Yesterday was the full moon, also called the harvest moon. I haven’t seen the moon since Saturday because nearby wildfires, more accurately the smoke and ashes from them,  have shrouded the moon and stars.  Our region is grayed by a perpetual dusk, ash is falling eerily, and the air is nearly unbreathable. Gazing around the gloom I’m reminded of scenes from Cormac McCarthy’s nightmare tale in The Road.  

Last weekend a kid shot off fireworks in a pristine wilderness in the Columbia River Gorge, setting fire to thousands of acres of forest including old growth trees. The region is in mourning for this jewel of the Northwest, though on day six of the inferno firefighters are gaining some control. Meanwhile, the whole state has been ablaze, more than 300,000 acres, especially in southern Oregon and we’re just weary around here. We’re ready for rain.

And then there is the constant litany of bad news:  scary, monster hurricanes wrecking havoc in the south Atlantic, Houston and Louisiana still recovering from devastating Hurricane Harvey. North Korea, a rogue nation with an unstable leader is firing off test missiles. Donald Trump seems to have no idea how to govern. Hard times, but you already know that.

I spent the Labor Day weekend mostly indoors (watering is my hobby this summer so there were many forays outdoors to salvage flowers and thirsty tomatoes) and used the indoor time to organize my office, clean out files, and toss out old paperwork. And while it might take a series of disasters to bring all my filing up to date, I’m making real progress.

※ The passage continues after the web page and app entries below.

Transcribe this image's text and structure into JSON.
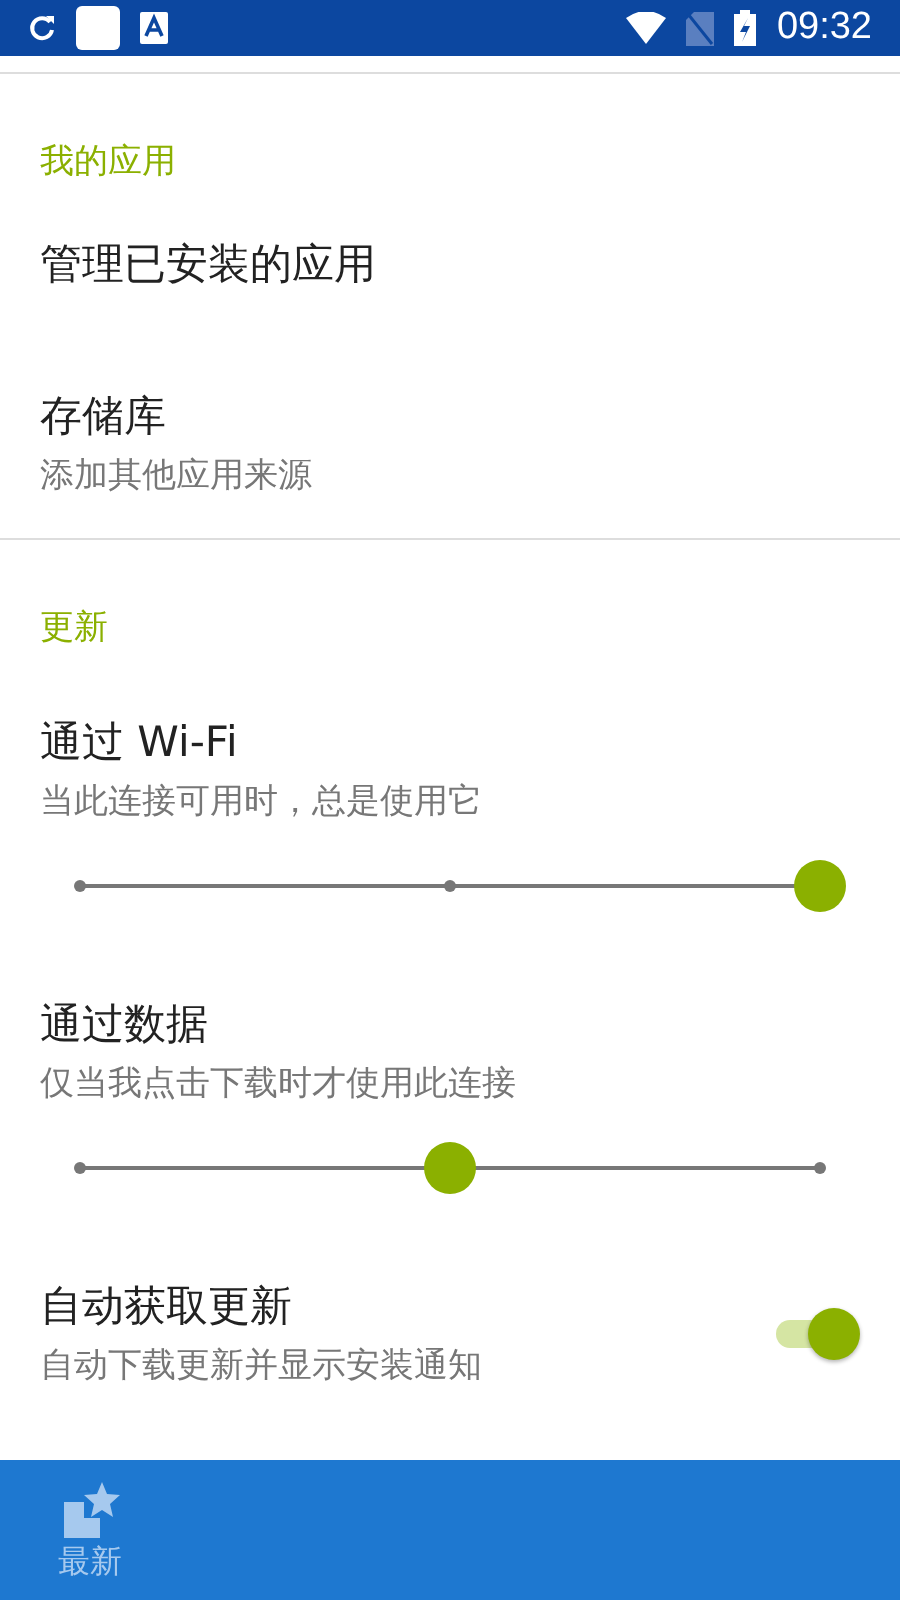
{
  "status_bar": {
    "time": "09:32"
  },
  "sections": [
    {
      "header": "我的应用",
      "items": [
        {
          "kind": "plain",
          "title": "管理已安装的应用"
        },
        {
          "kind": "plain",
          "title": "存储库",
          "summary": "添加其他应用来源"
        }
      ]
    },
    {
      "header": "更新",
      "items": [
        {
          "kind": "slider",
          "title": "通过 Wi-Fi",
          "summary": "当此连接可用时，总是使用它",
          "level": 1
        },
        {
          "kind": "slider",
          "title": "通过数据",
          "summary": "仅当我点击下载时才使用此连接",
          "level": 0.5
        },
        {
          "kind": "switch",
          "title": "自动获取更新",
          "summary": "自动下载更新并显示安装通知",
          "on": true
        }
      ]
    }
  ],
  "bottom_nav": [
    {
      "label": "最新",
      "selected": false
    }
  ]
}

This week kids are back in school and so the neighborhood is quieter until they spill out of the buses in the afternoon. Well, the neighborhood is quiet because no one is outdoors choking on the smoke. It was only a few weeks ago that we gathered to watch the eclipse and something primal and rare and powerful took over. Somehow I feel like the cosmic effects still linger, don’t you?  Like it was a celestial reset. A new beginning.

As summer dwindles into autumn perhaps you can hit ‘reset’ too. On your writing. You can amp up your stamina, pick up the pace, shake up your routine. Because time is running out  to achieve this year’s writing goals. Despite the dangerous weather, our shaky leadership, fires raging. Because if you cannot write through hard times then you’re not a writer.

It’s pretty simple. You need to move forward no matter what it takes. Tamp down your rage and sorrow and worry. Or write using it as fuel. Whatever it takes. You need to block out all the noise of our times. You need  to stop circling around your pain, your outrage, your worry. Because not writing makes all this crap worse.

Maybe you can start planning for NaNoWriMo. Sign up for a class. Outline a novel. Revise a draft. Sure, plan another picnic or barbecue or trip to the coast. And pick those ripening tomatoes. But time is marching forward, autumn is almost here and winter is coming. Sync yourself with the changing season, align with hope, not despair. Re-enlist your purpose for writing. Because writing just might save you.

Keep writing,  keep dreaming, have heart

September

Written By: Jessica Morrell - Sep• 02•17

We’re writers, let’s bring solace and decency and justice to the world.

Written By: Jessica Morrell - Aug• 19•17

All I know is that I wasted all these years looking for something, a sort of trophy I’d get only if I really, really did enough to deserve it. But I don’t want it anymore, I want something else now, something warm and sheltering, something I can turn to, regardless of what I do, regardless of what I become. Something that will be there, always,  like tomorrow’s sky. That’s what I want now, and I think it’s what you should want too. ~ Kazuo Ishiguro